___ DATA LISTING ___

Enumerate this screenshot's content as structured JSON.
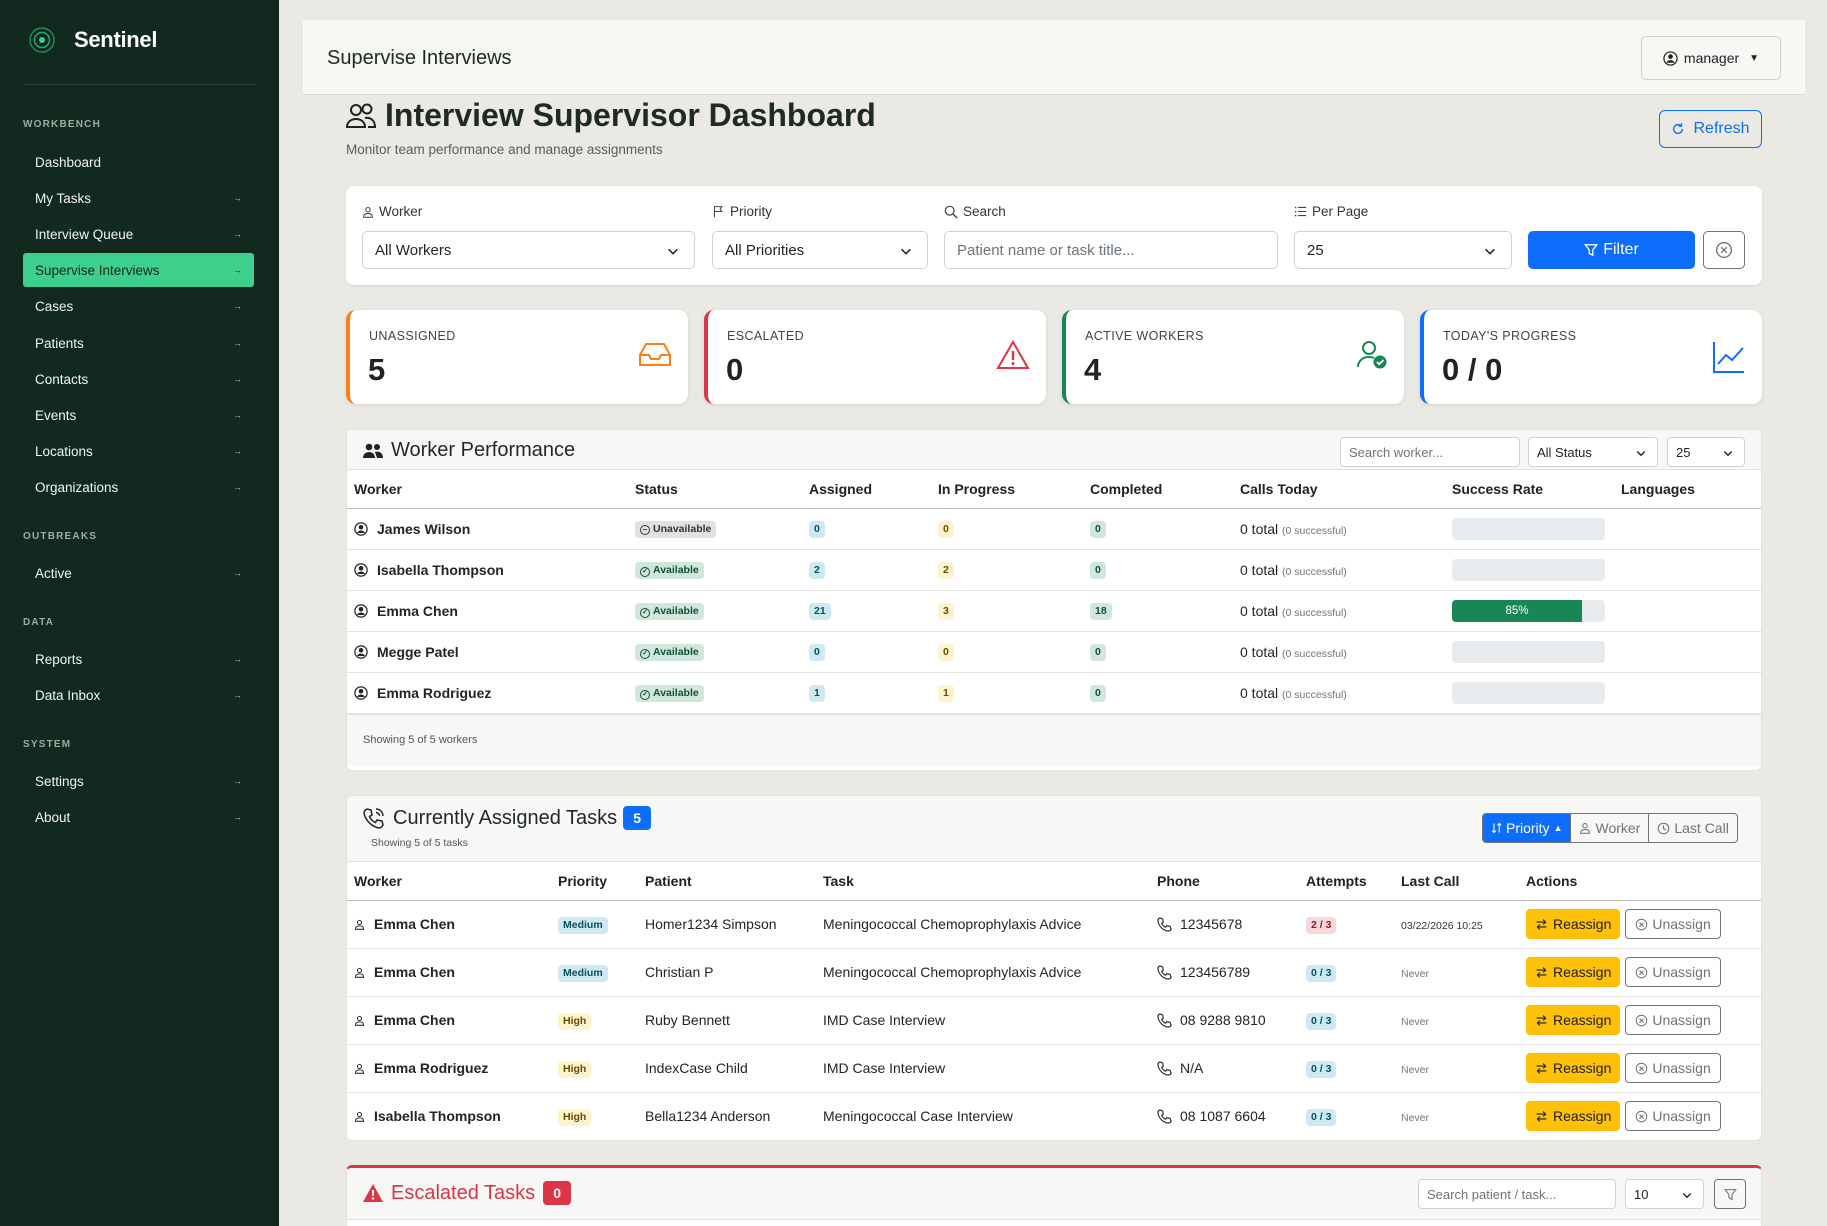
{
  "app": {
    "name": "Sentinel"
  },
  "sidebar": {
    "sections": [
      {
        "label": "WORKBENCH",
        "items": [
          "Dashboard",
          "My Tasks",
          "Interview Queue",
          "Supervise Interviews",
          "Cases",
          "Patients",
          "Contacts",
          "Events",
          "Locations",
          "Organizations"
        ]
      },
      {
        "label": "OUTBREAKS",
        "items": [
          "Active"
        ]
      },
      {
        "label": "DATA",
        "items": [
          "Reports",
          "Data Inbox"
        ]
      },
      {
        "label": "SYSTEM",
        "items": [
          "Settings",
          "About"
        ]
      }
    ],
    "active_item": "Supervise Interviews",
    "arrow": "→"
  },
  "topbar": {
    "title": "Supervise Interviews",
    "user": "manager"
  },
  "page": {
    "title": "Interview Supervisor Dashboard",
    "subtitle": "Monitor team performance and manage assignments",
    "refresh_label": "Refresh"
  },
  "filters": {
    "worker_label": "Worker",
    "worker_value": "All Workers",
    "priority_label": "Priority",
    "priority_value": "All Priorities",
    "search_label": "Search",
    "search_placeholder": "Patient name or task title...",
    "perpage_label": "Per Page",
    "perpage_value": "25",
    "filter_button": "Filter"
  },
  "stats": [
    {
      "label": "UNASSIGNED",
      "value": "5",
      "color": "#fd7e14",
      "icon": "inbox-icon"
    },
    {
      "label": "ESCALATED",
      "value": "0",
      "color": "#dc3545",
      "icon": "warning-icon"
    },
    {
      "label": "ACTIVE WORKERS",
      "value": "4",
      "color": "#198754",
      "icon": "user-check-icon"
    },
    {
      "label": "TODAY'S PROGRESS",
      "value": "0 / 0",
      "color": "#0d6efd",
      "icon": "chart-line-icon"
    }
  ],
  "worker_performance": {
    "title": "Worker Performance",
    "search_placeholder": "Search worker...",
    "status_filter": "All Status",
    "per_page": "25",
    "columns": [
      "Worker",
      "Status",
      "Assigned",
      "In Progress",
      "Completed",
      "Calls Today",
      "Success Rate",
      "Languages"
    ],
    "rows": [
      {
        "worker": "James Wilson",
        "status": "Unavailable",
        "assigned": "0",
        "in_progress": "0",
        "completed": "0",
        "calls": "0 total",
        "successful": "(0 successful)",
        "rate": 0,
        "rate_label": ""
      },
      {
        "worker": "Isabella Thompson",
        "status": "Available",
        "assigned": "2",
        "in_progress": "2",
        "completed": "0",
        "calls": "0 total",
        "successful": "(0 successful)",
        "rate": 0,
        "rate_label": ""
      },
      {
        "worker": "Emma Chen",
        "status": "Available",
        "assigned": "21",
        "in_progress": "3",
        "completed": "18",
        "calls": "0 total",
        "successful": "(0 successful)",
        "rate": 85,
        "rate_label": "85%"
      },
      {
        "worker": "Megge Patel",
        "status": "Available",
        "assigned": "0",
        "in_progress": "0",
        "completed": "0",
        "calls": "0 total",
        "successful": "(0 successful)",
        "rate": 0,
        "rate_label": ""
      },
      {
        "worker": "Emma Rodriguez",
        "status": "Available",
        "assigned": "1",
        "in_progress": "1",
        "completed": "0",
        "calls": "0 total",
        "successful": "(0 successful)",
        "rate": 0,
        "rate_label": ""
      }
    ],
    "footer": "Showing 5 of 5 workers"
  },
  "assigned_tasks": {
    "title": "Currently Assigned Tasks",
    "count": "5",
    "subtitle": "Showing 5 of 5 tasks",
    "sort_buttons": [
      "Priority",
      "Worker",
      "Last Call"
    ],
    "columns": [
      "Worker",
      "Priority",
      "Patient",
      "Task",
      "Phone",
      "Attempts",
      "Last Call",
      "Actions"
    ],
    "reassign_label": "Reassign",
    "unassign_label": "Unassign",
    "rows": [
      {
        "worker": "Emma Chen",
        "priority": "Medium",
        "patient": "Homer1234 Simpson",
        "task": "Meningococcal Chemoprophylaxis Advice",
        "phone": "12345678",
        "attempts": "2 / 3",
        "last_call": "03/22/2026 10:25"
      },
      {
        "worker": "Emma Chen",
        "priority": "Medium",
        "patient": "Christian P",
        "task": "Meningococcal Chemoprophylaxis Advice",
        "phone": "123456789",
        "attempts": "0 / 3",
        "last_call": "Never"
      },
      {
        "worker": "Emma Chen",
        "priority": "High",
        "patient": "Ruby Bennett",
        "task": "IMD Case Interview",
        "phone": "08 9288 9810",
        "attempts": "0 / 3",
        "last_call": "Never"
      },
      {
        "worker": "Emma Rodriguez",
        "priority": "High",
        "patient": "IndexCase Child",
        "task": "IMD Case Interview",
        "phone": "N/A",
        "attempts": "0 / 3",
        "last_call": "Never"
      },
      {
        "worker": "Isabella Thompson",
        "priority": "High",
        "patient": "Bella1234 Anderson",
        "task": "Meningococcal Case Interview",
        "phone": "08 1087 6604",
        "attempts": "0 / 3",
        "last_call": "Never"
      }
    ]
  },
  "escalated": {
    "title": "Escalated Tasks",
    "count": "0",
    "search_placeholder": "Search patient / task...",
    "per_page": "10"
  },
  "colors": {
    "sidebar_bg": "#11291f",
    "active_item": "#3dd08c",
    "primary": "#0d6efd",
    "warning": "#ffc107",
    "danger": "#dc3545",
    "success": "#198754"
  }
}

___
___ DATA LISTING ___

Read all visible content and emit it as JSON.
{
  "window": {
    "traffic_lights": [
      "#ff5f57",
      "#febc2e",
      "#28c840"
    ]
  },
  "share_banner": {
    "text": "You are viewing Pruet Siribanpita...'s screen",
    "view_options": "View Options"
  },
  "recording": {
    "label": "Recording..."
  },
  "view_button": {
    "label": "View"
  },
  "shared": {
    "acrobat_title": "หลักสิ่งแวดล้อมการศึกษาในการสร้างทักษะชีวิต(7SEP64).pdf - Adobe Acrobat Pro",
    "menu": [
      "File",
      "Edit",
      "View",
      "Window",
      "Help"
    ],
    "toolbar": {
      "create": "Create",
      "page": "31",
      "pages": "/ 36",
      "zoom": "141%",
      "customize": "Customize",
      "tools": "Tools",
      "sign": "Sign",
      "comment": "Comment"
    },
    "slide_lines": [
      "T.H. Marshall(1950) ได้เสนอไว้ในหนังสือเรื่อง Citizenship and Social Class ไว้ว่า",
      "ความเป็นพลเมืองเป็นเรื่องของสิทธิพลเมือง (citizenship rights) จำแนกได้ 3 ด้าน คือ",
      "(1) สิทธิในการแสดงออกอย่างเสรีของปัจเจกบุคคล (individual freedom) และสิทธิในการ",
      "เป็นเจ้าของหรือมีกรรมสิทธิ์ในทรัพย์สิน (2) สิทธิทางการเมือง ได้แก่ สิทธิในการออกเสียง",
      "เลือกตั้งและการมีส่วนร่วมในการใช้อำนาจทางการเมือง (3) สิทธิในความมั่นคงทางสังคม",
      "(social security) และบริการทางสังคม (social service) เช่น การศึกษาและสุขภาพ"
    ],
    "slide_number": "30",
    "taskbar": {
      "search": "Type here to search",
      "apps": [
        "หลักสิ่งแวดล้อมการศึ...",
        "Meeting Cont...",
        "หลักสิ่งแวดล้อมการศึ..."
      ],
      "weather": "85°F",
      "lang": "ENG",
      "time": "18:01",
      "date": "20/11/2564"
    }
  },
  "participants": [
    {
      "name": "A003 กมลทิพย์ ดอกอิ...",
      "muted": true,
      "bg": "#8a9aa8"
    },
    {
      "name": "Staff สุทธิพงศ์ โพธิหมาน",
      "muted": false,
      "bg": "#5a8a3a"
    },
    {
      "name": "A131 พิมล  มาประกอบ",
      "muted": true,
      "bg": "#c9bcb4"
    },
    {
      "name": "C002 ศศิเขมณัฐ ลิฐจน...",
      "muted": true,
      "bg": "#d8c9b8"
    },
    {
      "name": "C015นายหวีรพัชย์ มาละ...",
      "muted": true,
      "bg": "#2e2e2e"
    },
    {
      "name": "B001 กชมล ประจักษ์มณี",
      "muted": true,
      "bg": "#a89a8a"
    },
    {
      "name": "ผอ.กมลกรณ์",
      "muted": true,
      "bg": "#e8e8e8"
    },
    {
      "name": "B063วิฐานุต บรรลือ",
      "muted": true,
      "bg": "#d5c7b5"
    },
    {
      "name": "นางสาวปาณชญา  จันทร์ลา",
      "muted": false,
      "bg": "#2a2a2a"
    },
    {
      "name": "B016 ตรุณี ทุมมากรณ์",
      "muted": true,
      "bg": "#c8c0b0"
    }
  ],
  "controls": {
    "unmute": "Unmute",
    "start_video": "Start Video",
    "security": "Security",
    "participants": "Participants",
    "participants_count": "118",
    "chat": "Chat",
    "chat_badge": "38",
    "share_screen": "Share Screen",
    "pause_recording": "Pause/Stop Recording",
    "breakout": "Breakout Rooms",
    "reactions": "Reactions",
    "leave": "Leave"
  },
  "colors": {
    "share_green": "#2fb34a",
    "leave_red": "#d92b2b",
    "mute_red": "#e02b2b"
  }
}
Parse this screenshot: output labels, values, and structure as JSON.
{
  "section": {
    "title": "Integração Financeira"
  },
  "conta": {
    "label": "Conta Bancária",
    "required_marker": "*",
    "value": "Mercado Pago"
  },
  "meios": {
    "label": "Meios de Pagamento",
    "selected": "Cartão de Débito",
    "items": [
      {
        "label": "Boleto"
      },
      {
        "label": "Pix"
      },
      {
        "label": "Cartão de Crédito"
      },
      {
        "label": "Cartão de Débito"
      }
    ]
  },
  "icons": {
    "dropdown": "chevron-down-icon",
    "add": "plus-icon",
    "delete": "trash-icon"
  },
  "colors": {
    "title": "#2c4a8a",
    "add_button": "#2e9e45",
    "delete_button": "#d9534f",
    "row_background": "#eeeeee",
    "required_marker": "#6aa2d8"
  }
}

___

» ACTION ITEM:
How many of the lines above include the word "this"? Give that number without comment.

» REPLY TO THE TASK:
2